Women CEOs have been on the rise in the last few years. The Fortune 500 list for 2020 saw 37 women leading Fortune 500 firms…which is at an all time high! A rise from last year’s record of 33 women leading Fortune 500 companies.
Even though women are slowing coming up in the ranks…veteran women have a harder time even starting their own businesses.
VR Small is a Navy Veteran and when it came time to find a job, she was qualified and had many offers. She worked all over the nation but when she looked into starting her own business…it became a lot harder.
“Texas is ridiculously veteran friendly,” says VR, “I saw all these great programs in Dallas for women and when I start making the calls…they didn’t have reps here [or] their Dallas program wasn’t really functional.”
VR moved back to Dallas in 2015 and at that time, there wasn’t even a women’s business center so she took it upon herself to build one. She founded the Veteran Women’s Enterprise Center.
The Veteran Women’s Enterprise Center has everything veteran women would need to start their own business.

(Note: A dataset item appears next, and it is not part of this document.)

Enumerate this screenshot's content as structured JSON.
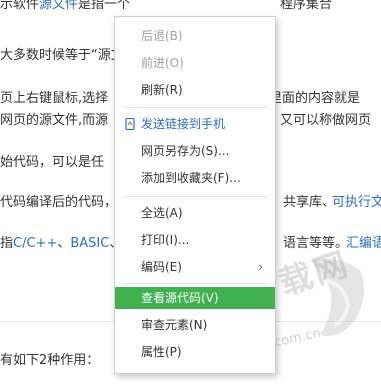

They provide resources and information on how to get going, classes to train women on marketing, the center has a co-working area for women to collaborate and share ideas (this was pre-covid of course), a conference room for meetings and a centralized area for training and so much more.
Like many businesses, the Veteran Women’s Enterprise Center has had to adapt to the pandemic with more teletraining and personalized coaching.
“Our mission is to help women veteran entrepreneurs scale for success.”